Goose Green is the second largest civilian settlement in the Islands. It is the largest of the three farms on East Falklands owned by a locally-registered statutory corporation called Falkland Landholdings. The Argentine Cemetery at Darwin sits very nearby Goose Green settlement.
Goose Green is much visited by residents and tourists alike and Falkland Islanders reacted happily to the news when announced informally on social media. General Manager of the Goose Green Farm, Mr Keith Alazia, told Mercopress that “to have this land returned to animal grazing from unwanted intrusion after 35 years is brilliant”. This will further expand the productive land available to his farm. This is very similar to areas nearer to the capital, Stanley, which have been cleared and now used for recreational and grazing purposes.
The de-mining clearance project has been undertaken by contractor DYNASAFE Bactec and has been progressing well since it started in 2009. Plans are for the work to continue to the end of the decade, when it is hoped to be complete. However, this date is not yet formally confirmed and will depend how on-the-ground work progresses.
The UK Foreign & Commonwealth Office, who are funding the work as an obligation under the Ottawa Convention, had spent in excess of £16m on the project as at the end of the 2016/17 financial year. The process is currently in what is referred to as Phase 5a, which commenced in 2016 and will run until the Southern winter of 2018. Phase 5b will then commence during the summer of 2018 and run into 2020.
The demining work is incredibly detailed and has been likened to ‘detective work’ by local project managers.
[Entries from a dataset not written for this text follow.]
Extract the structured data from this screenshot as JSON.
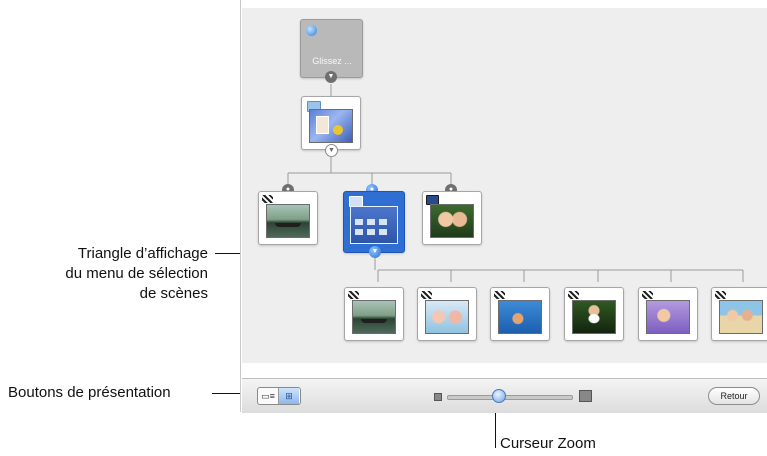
{
  "callouts": {
    "disclosure_triangle": [
      "Triangle d’affichage",
      "du menu de sélection",
      "de scènes"
    ],
    "presentation_buttons": "Boutons de présentation",
    "zoom_slider": "Curseur Zoom"
  },
  "canvas": {
    "drop_placeholder": "Glissez ...",
    "menu_nodes": [
      {
        "kind": "menu",
        "thumb": "menu-theme-preview"
      },
      {
        "kind": "menu",
        "thumb": "scene-selection-menu",
        "selected": true
      }
    ],
    "movie_nodes": [
      {
        "kind": "movie",
        "thumb": "lake-boat-photo"
      },
      {
        "kind": "slideshow",
        "thumb": "two-girls-photo"
      }
    ],
    "scene_nodes": [
      {
        "thumb": "lake-boat-photo"
      },
      {
        "thumb": "children-pool-photo"
      },
      {
        "thumb": "water-ski-photo"
      },
      {
        "thumb": "girl-portrait-photo"
      },
      {
        "thumb": "kids-purple-photo"
      },
      {
        "thumb": "family-beach-photo"
      }
    ]
  },
  "toolbar": {
    "back_label": "Retour",
    "view_list_icon": "list-view-icon",
    "view_tree_icon": "tree-view-icon"
  },
  "zoom": {
    "value": 0.37
  },
  "colors": {
    "selection": "#2f6fd4",
    "scrollbar": "#6aa2ea"
  }
}
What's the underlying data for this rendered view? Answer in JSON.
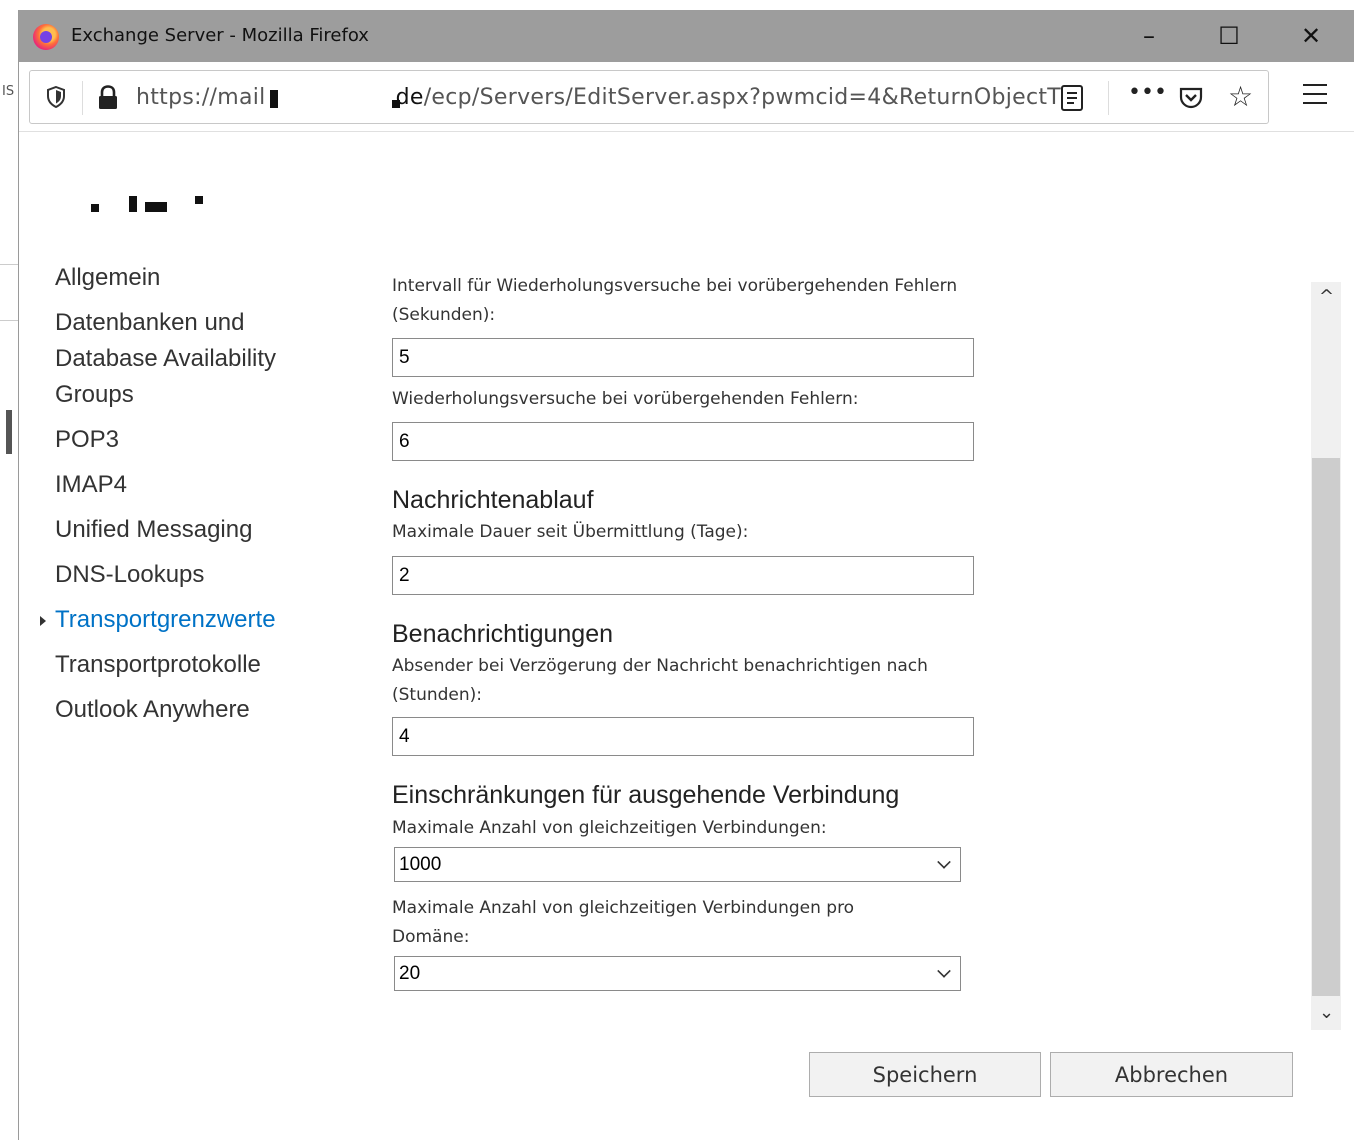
{
  "window": {
    "title": "Exchange Server - Mozilla Firefox",
    "minimize": "–",
    "maximize": "☐",
    "close": "✕"
  },
  "background": {
    "edge_text": "IS"
  },
  "urlbar": {
    "url_prefix": "https://mail",
    "url_host": "de",
    "url_suffix": "/ecp/Servers/EditServer.aspx?pwmcid=4&ReturnObjectT",
    "more": "•••",
    "star": "☆"
  },
  "nav": {
    "items": [
      {
        "label": "Allgemein"
      },
      {
        "label": "Datenbanken und Database Availability Groups"
      },
      {
        "label": "POP3"
      },
      {
        "label": "IMAP4"
      },
      {
        "label": "Unified Messaging"
      },
      {
        "label": "DNS-Lookups"
      },
      {
        "label": "Transportgrenzwerte",
        "active": true
      },
      {
        "label": "Transportprotokolle"
      },
      {
        "label": "Outlook Anywhere"
      }
    ]
  },
  "form": {
    "retry_interval_label": "Intervall für Wiederholungsversuche bei vorübergehenden Fehlern (Sekunden):",
    "retry_interval_value": "5",
    "retry_count_label": "Wiederholungsversuche bei vorübergehenden Fehlern:",
    "retry_count_value": "6",
    "expiry_section": "Nachrichtenablauf",
    "expiry_label": "Maximale Dauer seit Übermittlung (Tage):",
    "expiry_value": "2",
    "notify_section": "Benachrichtigungen",
    "notify_label": "Absender bei Verzögerung der Nachricht benachrichtigen nach (Stunden):",
    "notify_value": "4",
    "outbound_section": "Einschränkungen für ausgehende Verbindung",
    "max_conn_label": "Maximale Anzahl von gleichzeitigen Verbindungen:",
    "max_conn_value": "1000",
    "max_conn_domain_label": "Maximale Anzahl von gleichzeitigen Verbindungen pro Domäne:",
    "max_conn_domain_value": "20"
  },
  "scrollbar": {
    "up": "^",
    "down": "⌄"
  },
  "buttons": {
    "save": "Speichern",
    "cancel": "Abbrechen"
  },
  "colors": {
    "accent": "#0072c6",
    "titlebar": "#9d9d9d"
  }
}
They go through historical records from both the British and Argentina forces (where they exist). These have been found to be very accurate where available. They then do an initial assessment of an area prior to full ‘land release’, the process of removing and destroying any mines in the area. This can be done mechanically in some areas but more often than not involves a team of de-miners manually prodding into peat and mines to discover mines. Safety protocols for this are understandable strict and adhered to. The minefields have been well marked in the Islands and are mapped with clear signage to warn all visitors. As land is cleared of mines these signs are removed, and in many areas, it is expected that protective fences will also be removed.
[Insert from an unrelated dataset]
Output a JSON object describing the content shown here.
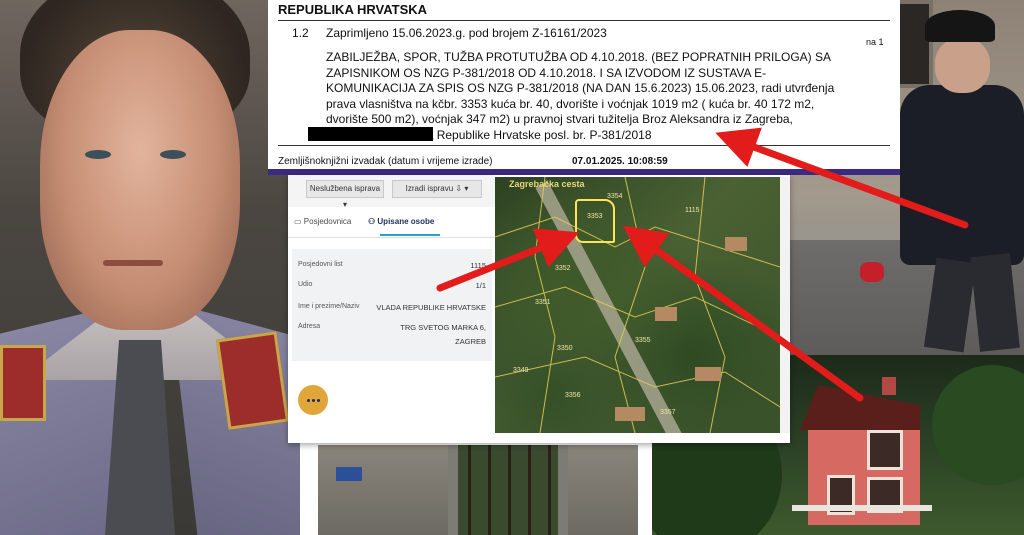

As this project continues Mercopress shall keep you informed on this important work in the South Atlantic.